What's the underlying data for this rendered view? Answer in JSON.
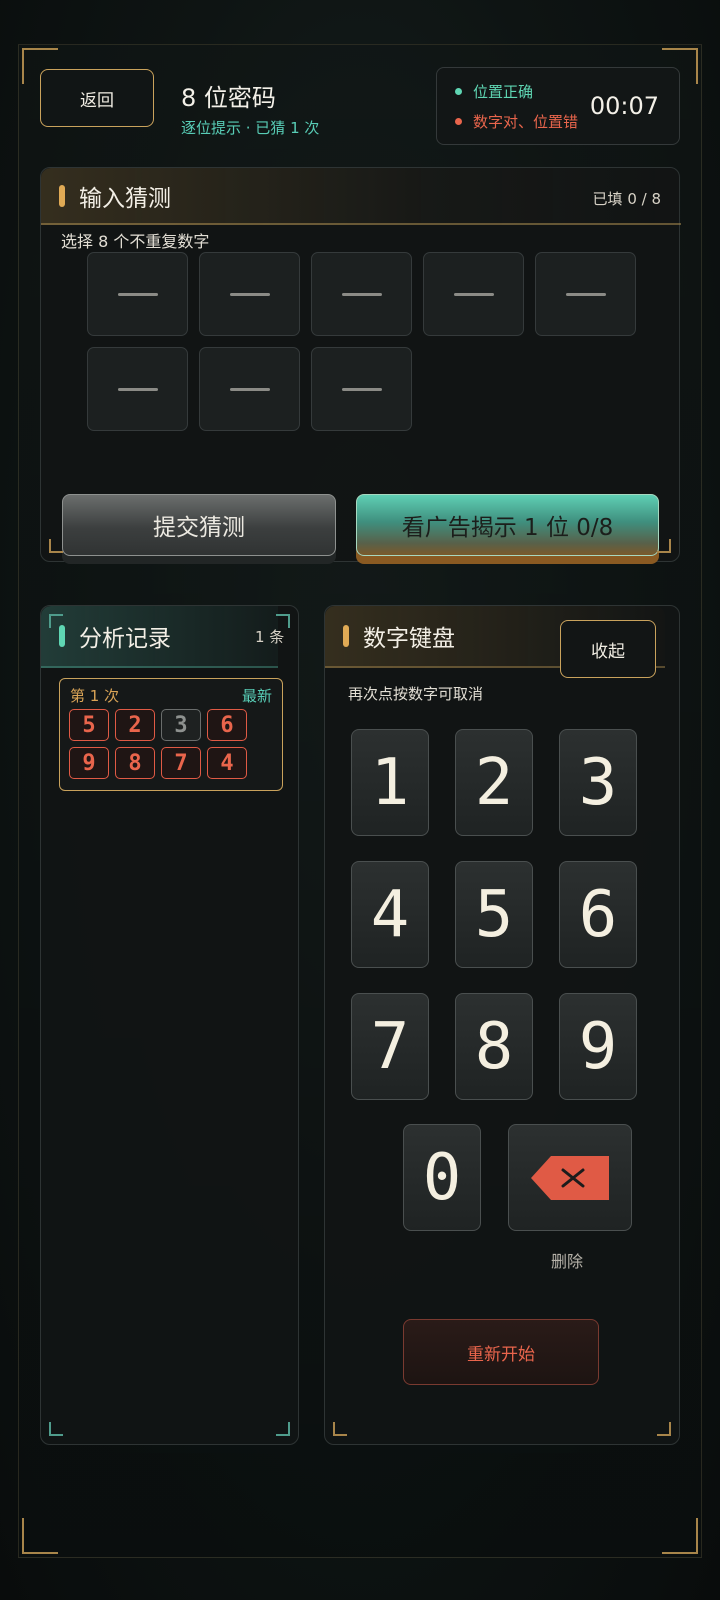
{
  "header": {
    "back_label": "返回",
    "title": "8 位密码",
    "subtitle": "逐位提示 · 已猜 1 次",
    "legend_correct": "位置正确",
    "legend_misplaced": "数字对、位置错",
    "timer": "00:07"
  },
  "input_panel": {
    "title": "输入猜测",
    "filled_count": "已填 0 / 8",
    "hint": "选择 8 个不重复数字",
    "slots": [
      "",
      "",
      "",
      "",
      "",
      "",
      "",
      ""
    ],
    "submit_label": "提交猜测",
    "ad_reveal_label": "看广告揭示 1 位 0/8"
  },
  "analysis_panel": {
    "title": "分析记录",
    "count": "1 条",
    "records": [
      {
        "label": "第 1 次",
        "badge": "最新",
        "digits": [
          "5",
          "2",
          "3",
          "6",
          "9",
          "8",
          "7",
          "4"
        ],
        "states": [
          "misplaced",
          "misplaced",
          "absent",
          "misplaced",
          "misplaced",
          "misplaced",
          "misplaced",
          "misplaced"
        ]
      }
    ]
  },
  "keypad_panel": {
    "title": "数字键盘",
    "collapse_label": "收起",
    "hint": "再次点按数字可取消",
    "keys": [
      "1",
      "2",
      "3",
      "4",
      "5",
      "6",
      "7",
      "8",
      "9",
      "0"
    ],
    "delete_label": "删除",
    "restart_label": "重新开始"
  },
  "colors": {
    "accent_gold": "#c9a25c",
    "correct": "#5fd6b3",
    "misplaced": "#e9654c",
    "teal_text": "#58cdb6"
  }
}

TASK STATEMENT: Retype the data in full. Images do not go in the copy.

EXERCISE ANSWER:
What's the underlying data for this rendered view? Answer in JSON.
{
  "header": {
    "back_label": "返回",
    "title": "8 位密码",
    "subtitle": "逐位提示 · 已猜 1 次",
    "legend_correct": "位置正确",
    "legend_misplaced": "数字对、位置错",
    "timer": "00:07"
  },
  "input_panel": {
    "title": "输入猜测",
    "filled_count": "已填 0 / 8",
    "hint": "选择 8 个不重复数字",
    "slots": [
      "",
      "",
      "",
      "",
      "",
      "",
      "",
      ""
    ],
    "submit_label": "提交猜测",
    "ad_reveal_label": "看广告揭示 1 位 0/8"
  },
  "analysis_panel": {
    "title": "分析记录",
    "count": "1 条",
    "records": [
      {
        "label": "第 1 次",
        "badge": "最新",
        "digits": [
          "5",
          "2",
          "3",
          "6",
          "9",
          "8",
          "7",
          "4"
        ],
        "states": [
          "misplaced",
          "misplaced",
          "absent",
          "misplaced",
          "misplaced",
          "misplaced",
          "misplaced",
          "misplaced"
        ]
      }
    ]
  },
  "keypad_panel": {
    "title": "数字键盘",
    "collapse_label": "收起",
    "hint": "再次点按数字可取消",
    "keys": [
      "1",
      "2",
      "3",
      "4",
      "5",
      "6",
      "7",
      "8",
      "9",
      "0"
    ],
    "delete_label": "删除",
    "restart_label": "重新开始"
  },
  "colors": {
    "accent_gold": "#c9a25c",
    "correct": "#5fd6b3",
    "misplaced": "#e9654c",
    "teal_text": "#58cdb6"
  }
}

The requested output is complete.